 Jessica Hayman made a beautiful collection of star-shaped "crystal flowers", a design by Jean Power. She hasn't assembled them all into a finished creation but just seeing these lovelies together is awesome:

Linda Schmieder made "perfect square rainbow simple little doo-dads with pearl coin centers" as she described them in our Facebook group, and plans to make a necklace with them.

Similarly, Nancy Deonarine wants to use her Pentabezels (from a free IBW pattern written by yours truly) to make a necklace, but she wishes to go beyond the 12 colors! She also made a little IBW vessel as taught by Katie Dean in which she stores them.

And this beautiful rick rack cuff was made by Teresa Shelton who proves that you don't necessarily need to make separate elements but you can also, like her, add a couple of rows each month to a rick rack and at the end, it turns into an amazing cuff. It doesn't even need to be made with Delicas, or a specific color number; her selection of beads bring incredible texture and spark to the piece.

And I made a Summer Flower hat this year, and because there's a lot to tell about it, I wrote another blogpost with more details about the flowers.

And now it is already the time to think about what to do next!

You can participate in this challenge too!!! Join the Facebook group and have fun!

Happy  beading!


Wednesday, August 5, 2020

Summer flower hat

For my IBW year-long bead challenge, I made a Summer flower hat. The flowers are not very big - my aim was not a sophisticated look-, and I am very happy with the result. It is very nice to wear, and the colors of the rainbow make it look very happy.

Hopefully it will trigger conversations and maybe it will tempt some people to try the art of beading!

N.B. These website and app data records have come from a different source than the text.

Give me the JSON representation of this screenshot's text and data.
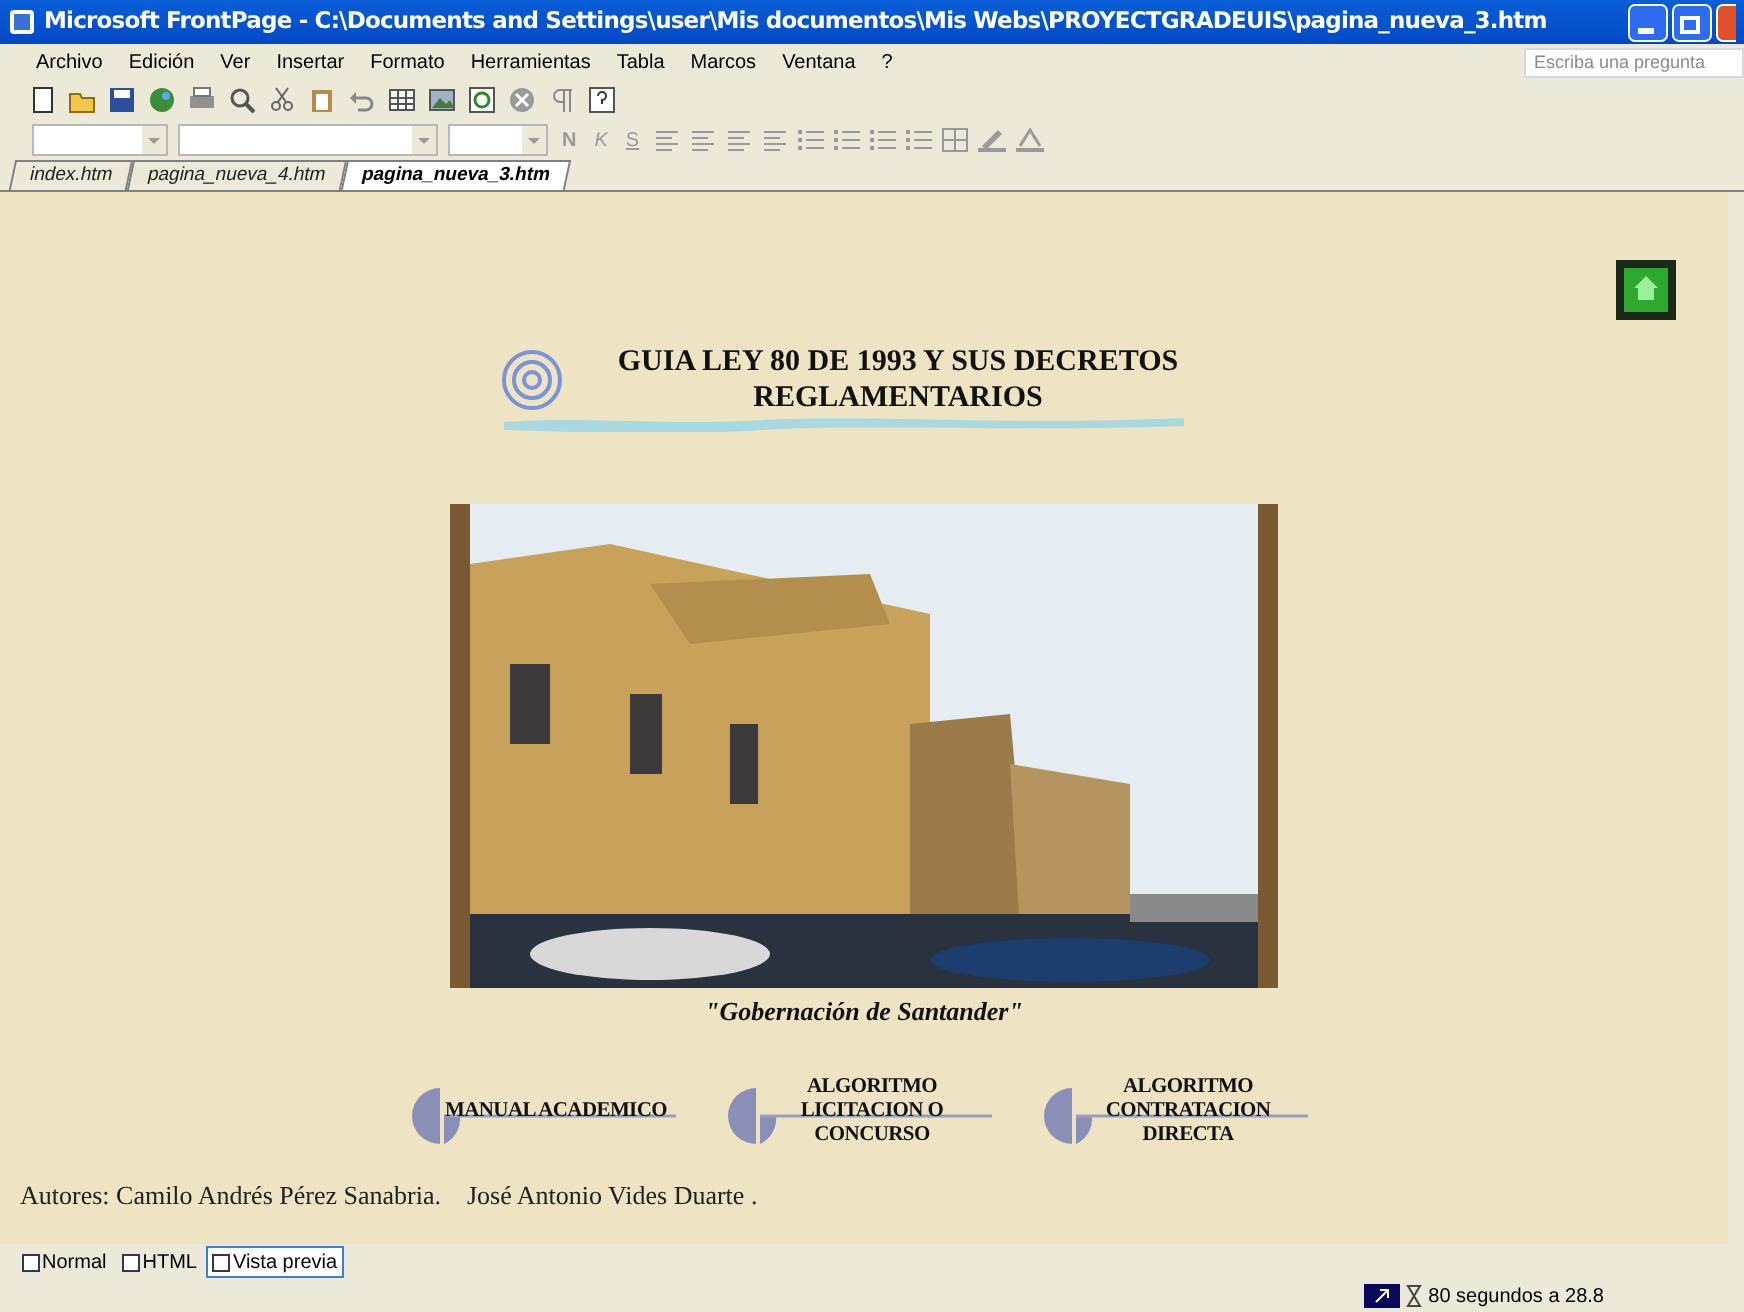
{
  "window": {
    "title": "Microsoft FrontPage - C:\\Documents and Settings\\user\\Mis documentos\\Mis Webs\\PROYECTGRADEUIS\\pagina_nueva_3.htm"
  },
  "menu": [
    "Archivo",
    "Edición",
    "Ver",
    "Insertar",
    "Formato",
    "Herramientas",
    "Tabla",
    "Marcos",
    "Ventana",
    "?"
  ],
  "help_search": {
    "placeholder": "Escriba una pregunta"
  },
  "format_toolbar": {
    "bold": "N",
    "italic": "K",
    "underline": "S"
  },
  "tabs": [
    {
      "label": "index.htm",
      "selected": false
    },
    {
      "label": "pagina_nueva_4.htm",
      "selected": false
    },
    {
      "label": "pagina_nueva_3.htm",
      "selected": true
    }
  ],
  "page": {
    "heading": "GUIA LEY 80 DE 1993 Y SUS DECRETOS REGLAMENTARIOS",
    "caption": "\"Gobernación de Santander\"",
    "nav_buttons": [
      "MANUAL ACADEMICO",
      "ALGORITMO LICITACION O CONCURSO",
      "ALGORITMO CONTRATACION DIRECTA"
    ],
    "authors": "Autores: Camilo Andrés Pérez Sanabria.    José Antonio Vides Duarte ."
  },
  "view_tabs": [
    {
      "label": "Normal",
      "selected": false
    },
    {
      "label": "HTML",
      "selected": false
    },
    {
      "label": "Vista previa",
      "selected": true
    }
  ],
  "status_bar": {
    "download_time": "80 segundos a 28.8"
  }
}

It was very nice to make. The only not-so-fun part of the making is that I stung my fingers a lot while sewing the flowers onto the hat. I'm a much better beader than seamstress...

Although I designed most flowers and leaves especially for this hat, there are several older flowers I've written patterns for: the Fuchsia Flower, the Calla Lilies and the balloon flower, the latter being feattured in the document available in my "From Petal to Pod" Facebook group. In the photo below, the peachy-pink sweet pea flower is new and ok-ish, but not yet how I want it, so I will have to work at it some more. The yellow flower is just a play based on my daisy flower in the Petal and soliflore pattern. You will find these in company of my Lily of the Valley, Peace Lily and Tiny Tulip here.

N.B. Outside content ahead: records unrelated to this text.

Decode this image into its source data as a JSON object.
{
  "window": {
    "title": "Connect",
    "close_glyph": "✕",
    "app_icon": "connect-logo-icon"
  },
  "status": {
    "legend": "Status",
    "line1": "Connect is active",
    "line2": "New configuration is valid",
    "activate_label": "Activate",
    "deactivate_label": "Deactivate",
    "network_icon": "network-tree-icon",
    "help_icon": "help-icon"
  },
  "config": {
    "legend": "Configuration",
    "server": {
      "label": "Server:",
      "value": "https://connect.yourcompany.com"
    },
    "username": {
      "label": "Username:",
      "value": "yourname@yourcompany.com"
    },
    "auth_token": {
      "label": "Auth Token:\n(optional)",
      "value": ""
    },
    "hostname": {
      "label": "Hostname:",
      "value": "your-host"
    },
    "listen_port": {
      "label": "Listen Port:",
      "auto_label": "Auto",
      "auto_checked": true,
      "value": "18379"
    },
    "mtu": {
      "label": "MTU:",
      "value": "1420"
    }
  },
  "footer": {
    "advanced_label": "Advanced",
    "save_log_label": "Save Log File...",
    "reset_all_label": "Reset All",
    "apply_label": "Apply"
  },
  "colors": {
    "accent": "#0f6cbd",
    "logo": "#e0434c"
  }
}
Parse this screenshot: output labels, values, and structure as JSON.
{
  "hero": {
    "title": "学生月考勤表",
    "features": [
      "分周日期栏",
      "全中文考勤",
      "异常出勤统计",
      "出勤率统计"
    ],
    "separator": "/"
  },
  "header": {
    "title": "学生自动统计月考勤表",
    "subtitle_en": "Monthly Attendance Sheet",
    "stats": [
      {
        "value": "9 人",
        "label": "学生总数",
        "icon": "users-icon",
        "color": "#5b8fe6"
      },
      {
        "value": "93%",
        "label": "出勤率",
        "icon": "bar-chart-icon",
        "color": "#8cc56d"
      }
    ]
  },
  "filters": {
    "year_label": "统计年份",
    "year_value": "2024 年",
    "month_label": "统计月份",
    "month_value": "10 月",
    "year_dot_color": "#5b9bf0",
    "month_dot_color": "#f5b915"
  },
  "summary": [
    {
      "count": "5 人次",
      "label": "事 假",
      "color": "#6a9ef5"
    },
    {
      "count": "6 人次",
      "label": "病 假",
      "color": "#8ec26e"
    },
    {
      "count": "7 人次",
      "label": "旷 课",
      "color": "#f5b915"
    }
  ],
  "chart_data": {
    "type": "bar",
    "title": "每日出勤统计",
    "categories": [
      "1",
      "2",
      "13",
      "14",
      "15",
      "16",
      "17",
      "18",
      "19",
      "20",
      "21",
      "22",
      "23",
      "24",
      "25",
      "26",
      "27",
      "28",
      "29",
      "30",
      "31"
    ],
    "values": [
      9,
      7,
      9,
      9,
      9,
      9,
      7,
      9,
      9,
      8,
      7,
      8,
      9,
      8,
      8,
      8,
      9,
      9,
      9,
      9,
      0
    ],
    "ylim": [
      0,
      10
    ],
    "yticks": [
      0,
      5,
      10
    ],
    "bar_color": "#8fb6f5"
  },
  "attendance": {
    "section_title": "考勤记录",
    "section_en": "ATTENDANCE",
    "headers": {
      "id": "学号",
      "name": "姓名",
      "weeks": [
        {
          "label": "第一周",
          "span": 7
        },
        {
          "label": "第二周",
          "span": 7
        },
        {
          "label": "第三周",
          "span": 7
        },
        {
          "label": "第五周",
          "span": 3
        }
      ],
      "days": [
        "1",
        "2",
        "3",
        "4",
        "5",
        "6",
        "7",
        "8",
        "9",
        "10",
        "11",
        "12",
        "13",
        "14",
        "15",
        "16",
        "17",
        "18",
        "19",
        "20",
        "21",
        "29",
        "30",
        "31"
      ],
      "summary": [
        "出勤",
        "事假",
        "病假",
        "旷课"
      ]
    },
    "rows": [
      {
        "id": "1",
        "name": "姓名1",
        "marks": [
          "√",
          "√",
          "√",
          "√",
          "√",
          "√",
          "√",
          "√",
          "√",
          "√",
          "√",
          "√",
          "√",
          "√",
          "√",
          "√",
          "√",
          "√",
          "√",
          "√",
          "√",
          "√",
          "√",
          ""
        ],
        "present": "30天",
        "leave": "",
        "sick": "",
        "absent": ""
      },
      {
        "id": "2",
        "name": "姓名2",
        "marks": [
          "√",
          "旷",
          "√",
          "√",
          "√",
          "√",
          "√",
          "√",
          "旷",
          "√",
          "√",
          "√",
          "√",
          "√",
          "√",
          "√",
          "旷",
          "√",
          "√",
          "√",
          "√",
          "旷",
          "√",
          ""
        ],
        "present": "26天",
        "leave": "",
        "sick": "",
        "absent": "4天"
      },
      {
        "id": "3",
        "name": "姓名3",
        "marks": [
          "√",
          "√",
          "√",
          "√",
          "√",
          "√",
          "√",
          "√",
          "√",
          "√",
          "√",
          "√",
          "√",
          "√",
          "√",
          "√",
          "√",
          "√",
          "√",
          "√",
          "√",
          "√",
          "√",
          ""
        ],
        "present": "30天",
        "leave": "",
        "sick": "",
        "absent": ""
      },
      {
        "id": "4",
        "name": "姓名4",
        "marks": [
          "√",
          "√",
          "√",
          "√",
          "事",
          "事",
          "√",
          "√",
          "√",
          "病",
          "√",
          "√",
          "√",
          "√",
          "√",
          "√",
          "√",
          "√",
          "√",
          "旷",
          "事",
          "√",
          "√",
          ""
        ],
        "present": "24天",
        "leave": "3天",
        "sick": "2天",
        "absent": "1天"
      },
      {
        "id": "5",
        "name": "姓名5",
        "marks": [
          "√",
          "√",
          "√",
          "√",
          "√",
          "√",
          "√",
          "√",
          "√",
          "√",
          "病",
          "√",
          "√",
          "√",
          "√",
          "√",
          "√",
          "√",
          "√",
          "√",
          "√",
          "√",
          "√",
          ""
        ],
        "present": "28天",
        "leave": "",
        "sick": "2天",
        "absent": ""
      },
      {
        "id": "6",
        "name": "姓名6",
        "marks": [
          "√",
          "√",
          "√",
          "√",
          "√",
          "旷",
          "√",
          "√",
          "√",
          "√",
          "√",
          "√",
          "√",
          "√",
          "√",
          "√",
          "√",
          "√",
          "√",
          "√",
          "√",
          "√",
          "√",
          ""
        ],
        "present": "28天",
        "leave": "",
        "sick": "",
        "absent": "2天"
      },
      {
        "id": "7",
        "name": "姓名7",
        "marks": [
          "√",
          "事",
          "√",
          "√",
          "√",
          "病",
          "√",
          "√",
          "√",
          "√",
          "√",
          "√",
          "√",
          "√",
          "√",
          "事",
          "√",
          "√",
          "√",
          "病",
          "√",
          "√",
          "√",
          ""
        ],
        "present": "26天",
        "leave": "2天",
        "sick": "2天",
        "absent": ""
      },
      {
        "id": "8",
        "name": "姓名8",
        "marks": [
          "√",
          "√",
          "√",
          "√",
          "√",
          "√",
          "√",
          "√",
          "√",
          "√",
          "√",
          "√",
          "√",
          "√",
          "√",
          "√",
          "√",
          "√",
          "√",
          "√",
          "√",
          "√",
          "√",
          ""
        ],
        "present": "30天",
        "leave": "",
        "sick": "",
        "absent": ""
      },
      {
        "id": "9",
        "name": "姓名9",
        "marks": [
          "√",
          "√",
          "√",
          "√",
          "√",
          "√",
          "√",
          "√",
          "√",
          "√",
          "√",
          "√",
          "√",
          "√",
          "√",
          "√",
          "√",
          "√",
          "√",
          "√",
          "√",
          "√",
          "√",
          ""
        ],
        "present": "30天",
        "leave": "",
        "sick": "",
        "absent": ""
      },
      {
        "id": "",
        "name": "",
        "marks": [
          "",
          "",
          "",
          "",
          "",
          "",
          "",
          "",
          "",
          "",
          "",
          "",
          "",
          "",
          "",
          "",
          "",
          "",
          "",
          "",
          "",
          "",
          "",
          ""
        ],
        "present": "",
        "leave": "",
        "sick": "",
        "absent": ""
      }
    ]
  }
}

The Bumble Bee above the Fuchsia Flower is also available as a pattern, which is a fundraiser to help the charity "Planet Bee".

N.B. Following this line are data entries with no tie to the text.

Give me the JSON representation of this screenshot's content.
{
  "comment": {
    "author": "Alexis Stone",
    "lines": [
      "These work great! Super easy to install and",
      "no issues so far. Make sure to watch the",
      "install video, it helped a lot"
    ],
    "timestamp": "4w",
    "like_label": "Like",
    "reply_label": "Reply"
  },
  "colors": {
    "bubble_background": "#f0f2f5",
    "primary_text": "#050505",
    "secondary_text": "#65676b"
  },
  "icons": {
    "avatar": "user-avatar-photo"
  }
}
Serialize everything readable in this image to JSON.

The other flowers are new, at least in my "catalog" if I may say so, and I am showing them with their inspirational picture below.

Little yellow and apricot ranunculus (or Macintosh rose)

This flower - the apricot one, to be honest - was a real struggle. As much as the yellow one went well, this one went not well at all.
Also, I made an attempt at the typical ranunculus folliage and failed miserably.  

I think that I might ask our BWG chairperson, Liz Thornton to explain her method!

Peachy-pink anemone

Little red aster

Hot pink ipomea / morning glory

Purple anemone

Platycodon, or balloon flower open - there is a 2nd open and a third half-open flower on the hat (same flower, just more closed) and if completely closed, this beaded flower actually forms a ball shape.

Blue ipomea / morning glory

Tiny light blue aster - On the hat there is a 2nd light blue one, of the same size as the little red aster.

The leaves are also new experiments.

A trefoil, Oxalis rubra (nicknamed Trefoil of Canton Vaud, Switzerland, where I live). It has tiny pink "periwinkle-like" flowers.

A fern, Maiden's hair

Rose leaves

And a bit of grass.

And now the big question: with all the books about beaded flowers already available on the market, would you still be interested in a pattern for one of the flowers above? Please, share your thoughts with me in the comments! Thank you!

A few more photos to show the composition better.

Thank you for reading me!